What the task requires: Search the data for the word "Digital" and copy out every line that has it.
[Materials provided Boundary: Start]
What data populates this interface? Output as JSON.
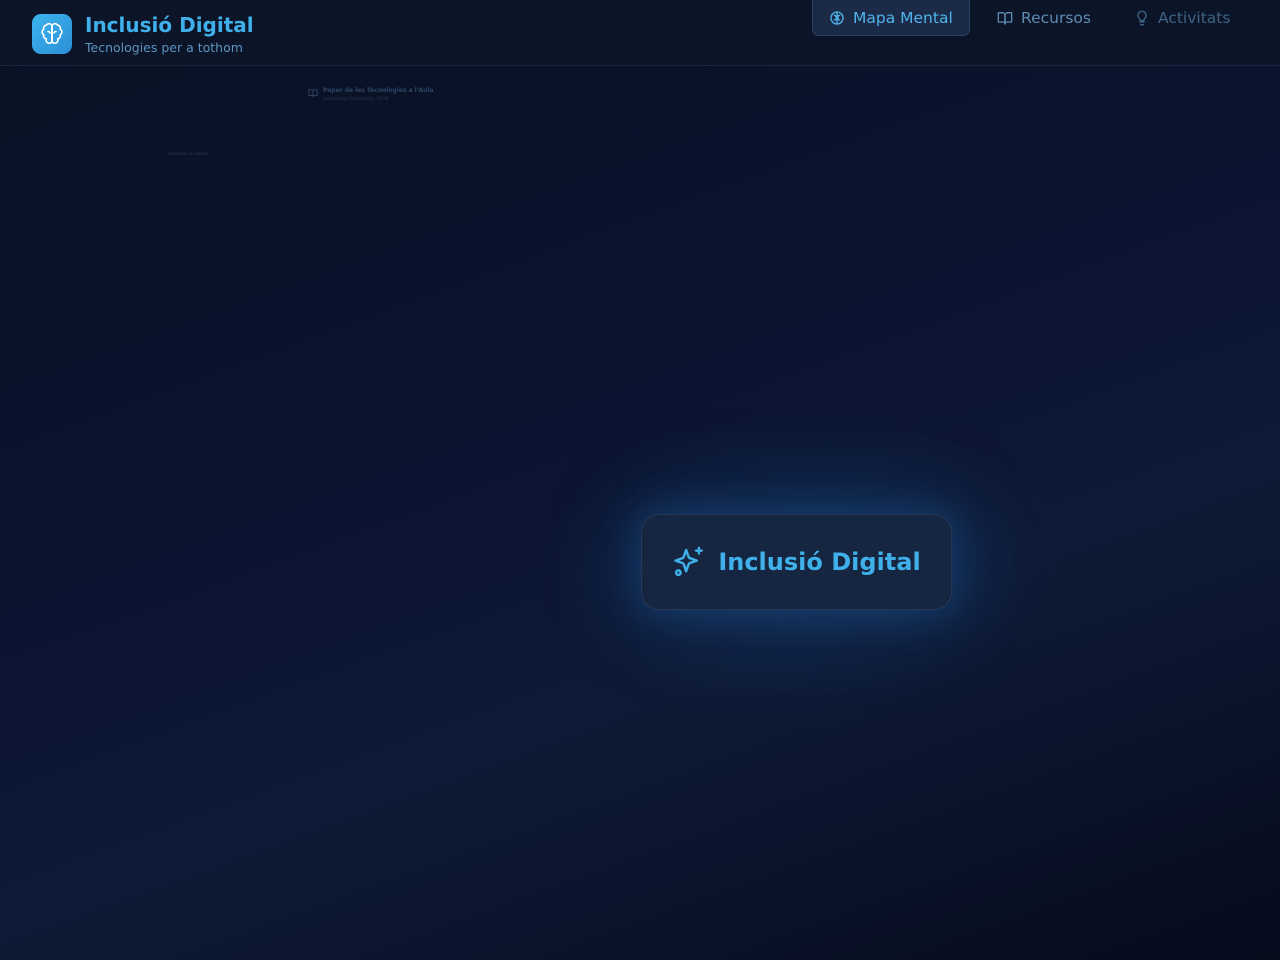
{
  "app": {
    "title": "Inclusió Digital",
    "subtitle": "Tecnologies per a tothom",
    "logo_icon": "brain-icon",
    "accent_color": "#3fb0ea"
  },
  "nav": {
    "items": [
      {
        "label": "Mapa Mental",
        "icon": "brain-icon",
        "active": true
      },
      {
        "label": "Recursos",
        "icon": "book-open-icon",
        "active": false
      },
      {
        "label": "Activitats",
        "icon": "lightbulb-icon",
        "active": false
      }
    ]
  },
  "mind_map": {
    "central": {
      "label": "Inclusió Digital",
      "icon": "sparkles-icon"
    },
    "faint_nodes": [
      {
        "title": "Paper de les Tecnologies a l'Aula",
        "subtitle": "Inmpazéus Foundation, 2018",
        "icon": "book-open-icon"
      },
      {
        "title": "Fomentar la inclusió",
        "icon": "arrow-icon"
      }
    ]
  }
}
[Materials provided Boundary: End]
Solution below:
    "title": "Inclusió Digital",
      "label": "Inclusió Digital",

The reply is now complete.